ASSIGNMENT. Filter these entries so that only lines with the word "машины" remain.

Entries taken from a collection.
►

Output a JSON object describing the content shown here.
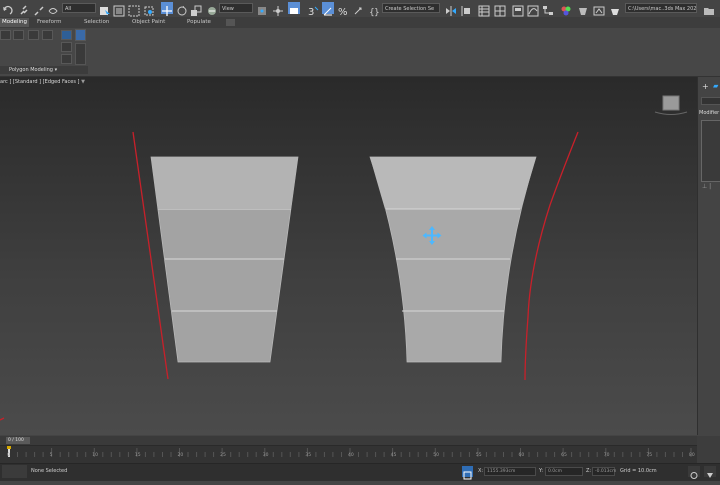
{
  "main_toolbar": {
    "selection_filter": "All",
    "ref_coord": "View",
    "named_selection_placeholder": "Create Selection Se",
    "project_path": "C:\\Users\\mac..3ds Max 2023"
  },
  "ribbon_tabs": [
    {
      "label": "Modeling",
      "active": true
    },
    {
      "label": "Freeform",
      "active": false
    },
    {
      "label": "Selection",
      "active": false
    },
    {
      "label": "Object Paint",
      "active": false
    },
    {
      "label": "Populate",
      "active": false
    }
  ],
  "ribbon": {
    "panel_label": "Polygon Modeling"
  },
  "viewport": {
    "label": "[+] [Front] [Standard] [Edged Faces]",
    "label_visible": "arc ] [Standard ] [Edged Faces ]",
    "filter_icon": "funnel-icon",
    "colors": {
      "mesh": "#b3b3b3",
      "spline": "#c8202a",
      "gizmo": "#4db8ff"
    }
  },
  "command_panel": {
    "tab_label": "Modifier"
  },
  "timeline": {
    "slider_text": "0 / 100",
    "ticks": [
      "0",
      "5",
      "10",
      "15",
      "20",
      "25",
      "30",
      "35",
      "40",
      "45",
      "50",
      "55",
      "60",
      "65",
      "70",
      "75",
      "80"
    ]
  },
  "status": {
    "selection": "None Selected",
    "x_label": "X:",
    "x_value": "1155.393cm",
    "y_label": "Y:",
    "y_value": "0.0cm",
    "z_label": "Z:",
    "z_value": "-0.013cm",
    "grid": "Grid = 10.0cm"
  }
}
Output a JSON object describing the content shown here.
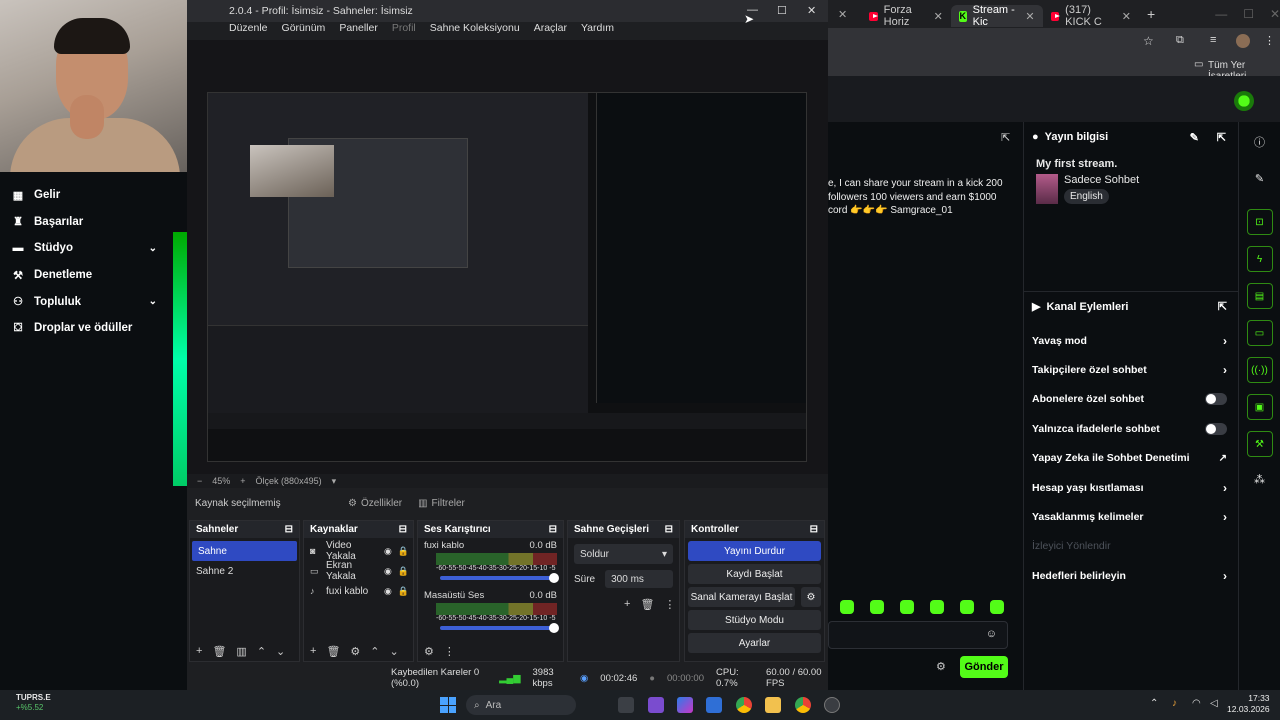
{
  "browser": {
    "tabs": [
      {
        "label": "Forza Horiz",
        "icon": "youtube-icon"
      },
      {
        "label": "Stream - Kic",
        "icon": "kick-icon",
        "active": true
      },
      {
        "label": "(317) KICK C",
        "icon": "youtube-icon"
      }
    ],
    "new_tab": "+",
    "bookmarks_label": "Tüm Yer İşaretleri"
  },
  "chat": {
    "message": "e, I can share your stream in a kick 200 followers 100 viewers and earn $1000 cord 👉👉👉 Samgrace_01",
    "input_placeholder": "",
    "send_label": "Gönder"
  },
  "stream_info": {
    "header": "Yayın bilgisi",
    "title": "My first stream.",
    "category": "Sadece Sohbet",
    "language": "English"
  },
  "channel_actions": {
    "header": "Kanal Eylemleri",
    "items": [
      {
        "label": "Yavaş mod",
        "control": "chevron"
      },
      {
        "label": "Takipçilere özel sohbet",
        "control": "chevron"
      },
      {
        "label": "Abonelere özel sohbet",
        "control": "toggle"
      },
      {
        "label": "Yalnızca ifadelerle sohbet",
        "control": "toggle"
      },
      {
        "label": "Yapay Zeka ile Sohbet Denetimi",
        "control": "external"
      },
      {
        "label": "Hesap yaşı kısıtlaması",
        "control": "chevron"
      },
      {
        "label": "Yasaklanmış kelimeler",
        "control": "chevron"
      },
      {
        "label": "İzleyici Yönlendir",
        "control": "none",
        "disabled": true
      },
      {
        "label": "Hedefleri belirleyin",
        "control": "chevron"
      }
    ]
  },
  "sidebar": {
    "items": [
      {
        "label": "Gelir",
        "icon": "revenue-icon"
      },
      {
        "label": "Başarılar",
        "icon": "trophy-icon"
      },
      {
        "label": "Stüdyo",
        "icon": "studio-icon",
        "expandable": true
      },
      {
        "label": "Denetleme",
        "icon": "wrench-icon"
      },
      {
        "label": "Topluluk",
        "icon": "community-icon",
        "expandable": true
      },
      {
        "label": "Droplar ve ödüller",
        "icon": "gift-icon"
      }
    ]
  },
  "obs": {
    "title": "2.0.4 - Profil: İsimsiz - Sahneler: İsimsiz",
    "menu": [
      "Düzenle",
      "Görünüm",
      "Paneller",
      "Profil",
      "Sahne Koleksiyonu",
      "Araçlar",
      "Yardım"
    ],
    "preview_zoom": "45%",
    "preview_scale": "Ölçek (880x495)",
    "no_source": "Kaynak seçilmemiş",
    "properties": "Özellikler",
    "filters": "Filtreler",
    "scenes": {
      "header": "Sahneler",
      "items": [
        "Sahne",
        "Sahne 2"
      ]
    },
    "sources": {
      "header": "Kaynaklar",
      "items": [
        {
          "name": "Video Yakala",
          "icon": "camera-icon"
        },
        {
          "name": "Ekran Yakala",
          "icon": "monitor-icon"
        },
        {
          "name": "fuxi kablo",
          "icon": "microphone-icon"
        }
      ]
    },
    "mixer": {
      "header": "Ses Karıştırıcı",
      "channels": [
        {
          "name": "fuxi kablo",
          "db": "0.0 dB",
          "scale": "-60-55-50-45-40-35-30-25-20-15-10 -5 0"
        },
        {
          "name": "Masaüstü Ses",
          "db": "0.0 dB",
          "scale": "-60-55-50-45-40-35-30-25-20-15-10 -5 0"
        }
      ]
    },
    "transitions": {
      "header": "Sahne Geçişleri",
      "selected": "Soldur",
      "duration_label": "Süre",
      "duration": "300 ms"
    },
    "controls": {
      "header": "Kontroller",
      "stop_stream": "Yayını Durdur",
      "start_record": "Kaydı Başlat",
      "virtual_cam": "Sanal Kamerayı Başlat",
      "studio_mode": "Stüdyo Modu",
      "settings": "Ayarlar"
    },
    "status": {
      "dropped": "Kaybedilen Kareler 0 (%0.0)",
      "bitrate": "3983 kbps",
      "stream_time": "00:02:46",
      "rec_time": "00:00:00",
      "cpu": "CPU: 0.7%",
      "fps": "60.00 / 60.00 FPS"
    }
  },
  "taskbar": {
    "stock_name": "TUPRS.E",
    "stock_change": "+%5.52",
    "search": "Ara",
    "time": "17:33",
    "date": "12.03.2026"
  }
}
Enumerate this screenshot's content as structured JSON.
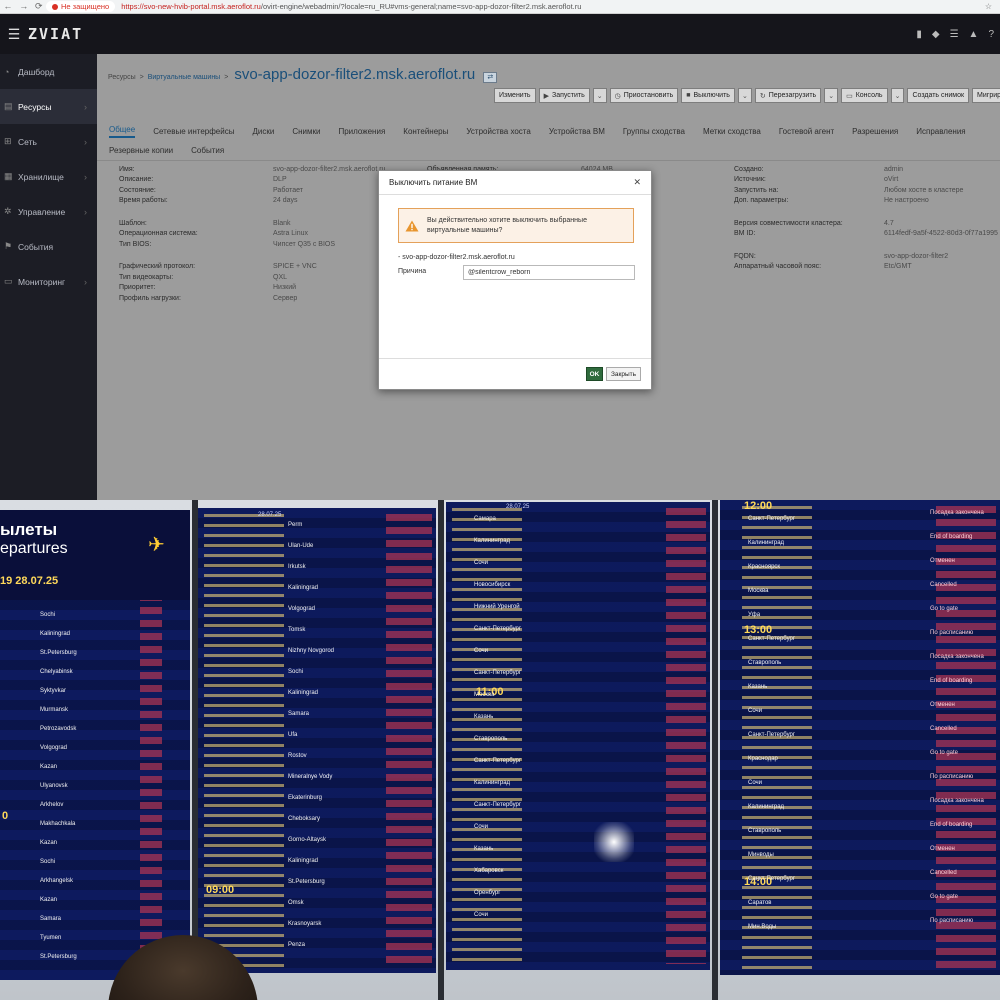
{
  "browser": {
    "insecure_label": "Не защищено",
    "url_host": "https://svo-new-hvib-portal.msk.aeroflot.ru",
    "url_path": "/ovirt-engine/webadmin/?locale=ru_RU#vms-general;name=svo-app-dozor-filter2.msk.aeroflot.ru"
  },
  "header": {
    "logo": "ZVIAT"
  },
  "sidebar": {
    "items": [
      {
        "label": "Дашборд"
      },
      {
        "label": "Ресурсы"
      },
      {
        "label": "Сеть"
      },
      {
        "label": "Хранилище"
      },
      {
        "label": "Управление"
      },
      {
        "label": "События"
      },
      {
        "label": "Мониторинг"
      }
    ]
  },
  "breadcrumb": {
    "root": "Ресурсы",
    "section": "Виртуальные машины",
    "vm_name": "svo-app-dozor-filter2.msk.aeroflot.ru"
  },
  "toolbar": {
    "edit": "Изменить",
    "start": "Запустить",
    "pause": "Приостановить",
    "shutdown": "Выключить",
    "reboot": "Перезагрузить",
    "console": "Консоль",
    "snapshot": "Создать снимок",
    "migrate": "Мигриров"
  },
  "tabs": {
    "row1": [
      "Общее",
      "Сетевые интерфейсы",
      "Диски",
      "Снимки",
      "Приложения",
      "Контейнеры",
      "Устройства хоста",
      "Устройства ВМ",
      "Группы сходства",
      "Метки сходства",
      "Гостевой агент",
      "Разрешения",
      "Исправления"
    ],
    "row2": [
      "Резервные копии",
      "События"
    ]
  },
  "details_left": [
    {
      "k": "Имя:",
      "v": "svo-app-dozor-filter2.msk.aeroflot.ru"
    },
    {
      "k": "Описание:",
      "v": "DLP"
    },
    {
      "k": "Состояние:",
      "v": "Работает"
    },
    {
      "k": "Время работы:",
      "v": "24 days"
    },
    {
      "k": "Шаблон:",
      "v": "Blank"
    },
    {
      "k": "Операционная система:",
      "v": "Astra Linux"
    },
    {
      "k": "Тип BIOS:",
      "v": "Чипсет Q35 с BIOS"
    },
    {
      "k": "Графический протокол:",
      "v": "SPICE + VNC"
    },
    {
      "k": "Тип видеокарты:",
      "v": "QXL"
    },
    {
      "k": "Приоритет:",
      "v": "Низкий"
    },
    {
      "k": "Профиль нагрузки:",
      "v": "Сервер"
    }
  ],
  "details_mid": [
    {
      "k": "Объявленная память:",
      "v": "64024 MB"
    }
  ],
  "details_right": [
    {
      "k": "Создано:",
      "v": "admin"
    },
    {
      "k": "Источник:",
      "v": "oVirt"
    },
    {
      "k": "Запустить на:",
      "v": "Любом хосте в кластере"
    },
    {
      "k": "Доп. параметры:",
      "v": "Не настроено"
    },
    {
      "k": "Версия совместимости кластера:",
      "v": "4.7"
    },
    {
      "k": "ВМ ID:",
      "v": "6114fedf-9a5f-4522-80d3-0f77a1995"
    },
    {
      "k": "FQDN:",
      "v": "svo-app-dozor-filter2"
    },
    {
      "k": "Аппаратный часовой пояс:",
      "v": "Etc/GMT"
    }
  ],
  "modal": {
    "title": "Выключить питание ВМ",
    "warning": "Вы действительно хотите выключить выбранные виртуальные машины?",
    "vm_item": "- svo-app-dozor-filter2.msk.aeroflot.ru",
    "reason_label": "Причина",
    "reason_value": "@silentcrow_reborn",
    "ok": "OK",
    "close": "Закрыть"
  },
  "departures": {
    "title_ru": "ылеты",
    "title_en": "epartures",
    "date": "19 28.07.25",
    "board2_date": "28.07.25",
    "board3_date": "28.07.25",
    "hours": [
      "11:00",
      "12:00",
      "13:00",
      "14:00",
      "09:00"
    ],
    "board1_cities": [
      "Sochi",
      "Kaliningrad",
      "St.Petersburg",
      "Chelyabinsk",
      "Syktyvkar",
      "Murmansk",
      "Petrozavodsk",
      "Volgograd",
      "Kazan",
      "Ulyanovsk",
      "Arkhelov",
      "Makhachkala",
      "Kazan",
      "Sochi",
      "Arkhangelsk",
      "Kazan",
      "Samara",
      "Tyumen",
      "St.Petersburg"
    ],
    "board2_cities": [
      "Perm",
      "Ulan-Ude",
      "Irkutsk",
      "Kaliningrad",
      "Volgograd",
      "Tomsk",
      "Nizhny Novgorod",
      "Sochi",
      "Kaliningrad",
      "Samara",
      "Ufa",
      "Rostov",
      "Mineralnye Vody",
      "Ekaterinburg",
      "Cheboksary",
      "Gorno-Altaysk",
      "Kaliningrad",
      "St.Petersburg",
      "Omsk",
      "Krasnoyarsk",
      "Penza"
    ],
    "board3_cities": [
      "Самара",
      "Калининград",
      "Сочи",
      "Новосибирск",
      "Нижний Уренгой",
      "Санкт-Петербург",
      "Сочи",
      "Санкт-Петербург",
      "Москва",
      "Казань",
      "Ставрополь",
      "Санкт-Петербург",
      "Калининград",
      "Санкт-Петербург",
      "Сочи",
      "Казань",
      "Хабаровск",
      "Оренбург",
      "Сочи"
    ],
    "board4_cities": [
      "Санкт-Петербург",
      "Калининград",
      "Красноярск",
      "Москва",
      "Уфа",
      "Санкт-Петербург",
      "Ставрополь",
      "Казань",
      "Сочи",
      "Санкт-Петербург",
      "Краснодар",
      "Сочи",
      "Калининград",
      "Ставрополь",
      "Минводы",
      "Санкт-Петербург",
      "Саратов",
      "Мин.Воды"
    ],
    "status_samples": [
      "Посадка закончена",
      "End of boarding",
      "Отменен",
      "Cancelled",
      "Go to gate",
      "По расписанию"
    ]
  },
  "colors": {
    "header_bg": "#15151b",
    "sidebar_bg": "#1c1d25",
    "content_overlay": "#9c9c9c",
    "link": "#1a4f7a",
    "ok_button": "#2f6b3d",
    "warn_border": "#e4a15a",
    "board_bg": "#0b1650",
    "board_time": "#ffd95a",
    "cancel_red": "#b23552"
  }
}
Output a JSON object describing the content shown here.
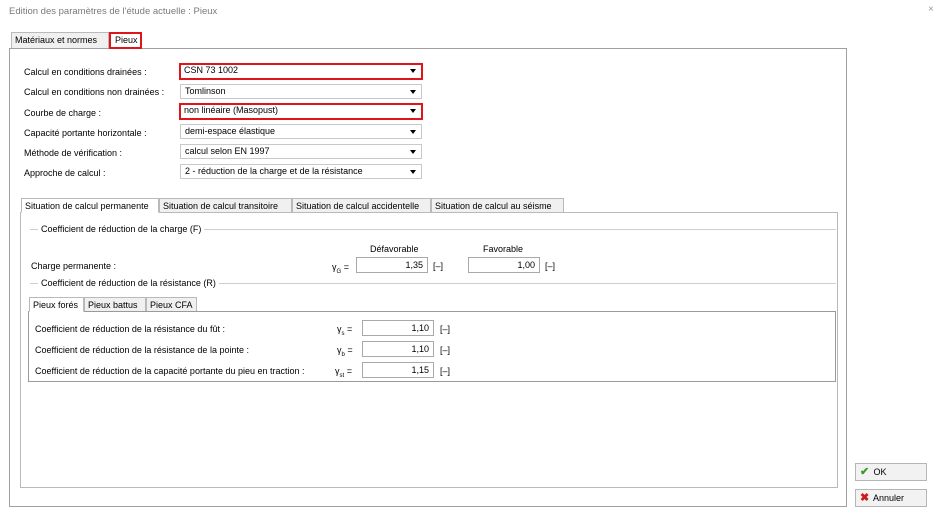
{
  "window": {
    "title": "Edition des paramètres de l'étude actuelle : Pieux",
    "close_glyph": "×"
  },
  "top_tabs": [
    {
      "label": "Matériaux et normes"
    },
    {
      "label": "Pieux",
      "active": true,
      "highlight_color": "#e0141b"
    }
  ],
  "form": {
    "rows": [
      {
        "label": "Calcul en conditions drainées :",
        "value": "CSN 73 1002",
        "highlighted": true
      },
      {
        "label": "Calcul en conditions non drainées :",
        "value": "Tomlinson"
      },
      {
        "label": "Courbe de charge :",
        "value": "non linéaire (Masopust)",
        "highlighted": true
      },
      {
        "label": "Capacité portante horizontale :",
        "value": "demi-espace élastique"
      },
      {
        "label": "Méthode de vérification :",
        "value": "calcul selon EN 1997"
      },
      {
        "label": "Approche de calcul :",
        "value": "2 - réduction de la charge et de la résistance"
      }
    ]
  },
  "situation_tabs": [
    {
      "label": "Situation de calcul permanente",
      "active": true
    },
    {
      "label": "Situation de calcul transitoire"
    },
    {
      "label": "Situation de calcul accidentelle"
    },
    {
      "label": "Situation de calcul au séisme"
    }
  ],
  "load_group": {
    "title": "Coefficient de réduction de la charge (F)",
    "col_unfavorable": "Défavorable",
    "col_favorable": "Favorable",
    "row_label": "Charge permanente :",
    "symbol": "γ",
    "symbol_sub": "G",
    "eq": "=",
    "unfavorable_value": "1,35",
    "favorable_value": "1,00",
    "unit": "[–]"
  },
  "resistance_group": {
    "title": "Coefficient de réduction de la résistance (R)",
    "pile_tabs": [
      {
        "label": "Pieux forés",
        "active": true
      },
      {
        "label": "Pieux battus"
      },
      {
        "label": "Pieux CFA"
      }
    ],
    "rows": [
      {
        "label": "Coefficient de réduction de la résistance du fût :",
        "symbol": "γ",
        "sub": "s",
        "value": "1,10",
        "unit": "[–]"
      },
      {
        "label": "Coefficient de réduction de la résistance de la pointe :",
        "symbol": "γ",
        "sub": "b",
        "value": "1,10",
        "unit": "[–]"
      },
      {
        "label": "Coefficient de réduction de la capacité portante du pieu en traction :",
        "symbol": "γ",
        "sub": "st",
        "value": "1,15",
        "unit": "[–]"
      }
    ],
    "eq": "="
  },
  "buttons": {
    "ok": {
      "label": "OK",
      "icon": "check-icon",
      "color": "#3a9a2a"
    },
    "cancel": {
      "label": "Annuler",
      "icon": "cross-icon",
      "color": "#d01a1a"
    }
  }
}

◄

OUTPUT.
    "section": "Виртуальные машины",
    "warning": "Вы действительно хотите выключить выбранные виртуальные машины?",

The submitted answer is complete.